(DATA EXCERPTS Opens)
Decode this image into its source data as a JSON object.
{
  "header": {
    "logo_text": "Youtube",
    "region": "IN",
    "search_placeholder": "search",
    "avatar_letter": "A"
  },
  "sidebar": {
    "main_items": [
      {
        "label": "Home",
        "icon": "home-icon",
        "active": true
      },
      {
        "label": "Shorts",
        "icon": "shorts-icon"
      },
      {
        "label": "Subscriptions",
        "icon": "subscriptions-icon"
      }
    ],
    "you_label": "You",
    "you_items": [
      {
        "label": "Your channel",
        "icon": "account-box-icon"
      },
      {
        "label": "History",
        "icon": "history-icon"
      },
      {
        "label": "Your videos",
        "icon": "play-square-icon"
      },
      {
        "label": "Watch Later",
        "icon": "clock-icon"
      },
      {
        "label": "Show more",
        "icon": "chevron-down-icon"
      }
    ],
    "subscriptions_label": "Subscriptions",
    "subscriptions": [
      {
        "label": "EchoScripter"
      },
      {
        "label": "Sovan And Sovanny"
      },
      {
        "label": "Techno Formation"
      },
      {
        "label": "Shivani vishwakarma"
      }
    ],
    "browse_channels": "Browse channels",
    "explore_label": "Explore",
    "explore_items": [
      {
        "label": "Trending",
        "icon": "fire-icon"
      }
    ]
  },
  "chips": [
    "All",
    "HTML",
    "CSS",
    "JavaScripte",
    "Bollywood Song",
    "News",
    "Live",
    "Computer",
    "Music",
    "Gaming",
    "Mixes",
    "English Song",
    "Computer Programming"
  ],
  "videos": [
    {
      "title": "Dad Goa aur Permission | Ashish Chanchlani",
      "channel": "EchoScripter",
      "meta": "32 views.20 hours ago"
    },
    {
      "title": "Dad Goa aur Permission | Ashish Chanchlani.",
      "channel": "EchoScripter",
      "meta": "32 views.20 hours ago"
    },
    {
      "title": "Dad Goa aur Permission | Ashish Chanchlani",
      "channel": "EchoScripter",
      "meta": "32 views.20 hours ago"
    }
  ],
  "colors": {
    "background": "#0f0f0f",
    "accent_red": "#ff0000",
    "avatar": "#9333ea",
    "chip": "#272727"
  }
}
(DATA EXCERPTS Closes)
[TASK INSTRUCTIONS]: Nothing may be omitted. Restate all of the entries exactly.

[SOLUTION TO THE EXERCISE]:
Decode this image into its source data as a JSON object.
{
  "header": {
    "logo_text": "Youtube",
    "region": "IN",
    "search_placeholder": "search",
    "avatar_letter": "A"
  },
  "sidebar": {
    "main_items": [
      {
        "label": "Home",
        "icon": "home-icon",
        "active": true
      },
      {
        "label": "Shorts",
        "icon": "shorts-icon"
      },
      {
        "label": "Subscriptions",
        "icon": "subscriptions-icon"
      }
    ],
    "you_label": "You",
    "you_items": [
      {
        "label": "Your channel",
        "icon": "account-box-icon"
      },
      {
        "label": "History",
        "icon": "history-icon"
      },
      {
        "label": "Your videos",
        "icon": "play-square-icon"
      },
      {
        "label": "Watch Later",
        "icon": "clock-icon"
      },
      {
        "label": "Show more",
        "icon": "chevron-down-icon"
      }
    ],
    "subscriptions_label": "Subscriptions",
    "subscriptions": [
      {
        "label": "EchoScripter"
      },
      {
        "label": "Sovan And Sovanny"
      },
      {
        "label": "Techno Formation"
      },
      {
        "label": "Shivani vishwakarma"
      }
    ],
    "browse_channels": "Browse channels",
    "explore_label": "Explore",
    "explore_items": [
      {
        "label": "Trending",
        "icon": "fire-icon"
      }
    ]
  },
  "chips": [
    "All",
    "HTML",
    "CSS",
    "JavaScripte",
    "Bollywood Song",
    "News",
    "Live",
    "Computer",
    "Music",
    "Gaming",
    "Mixes",
    "English Song",
    "Computer Programming"
  ],
  "videos": [
    {
      "title": "Dad Goa aur Permission | Ashish Chanchlani",
      "channel": "EchoScripter",
      "meta": "32 views.20 hours ago"
    },
    {
      "title": "Dad Goa aur Permission | Ashish Chanchlani.",
      "channel": "EchoScripter",
      "meta": "32 views.20 hours ago"
    },
    {
      "title": "Dad Goa aur Permission | Ashish Chanchlani",
      "channel": "EchoScripter",
      "meta": "32 views.20 hours ago"
    }
  ],
  "colors": {
    "background": "#0f0f0f",
    "accent_red": "#ff0000",
    "avatar": "#9333ea",
    "chip": "#272727"
  }
}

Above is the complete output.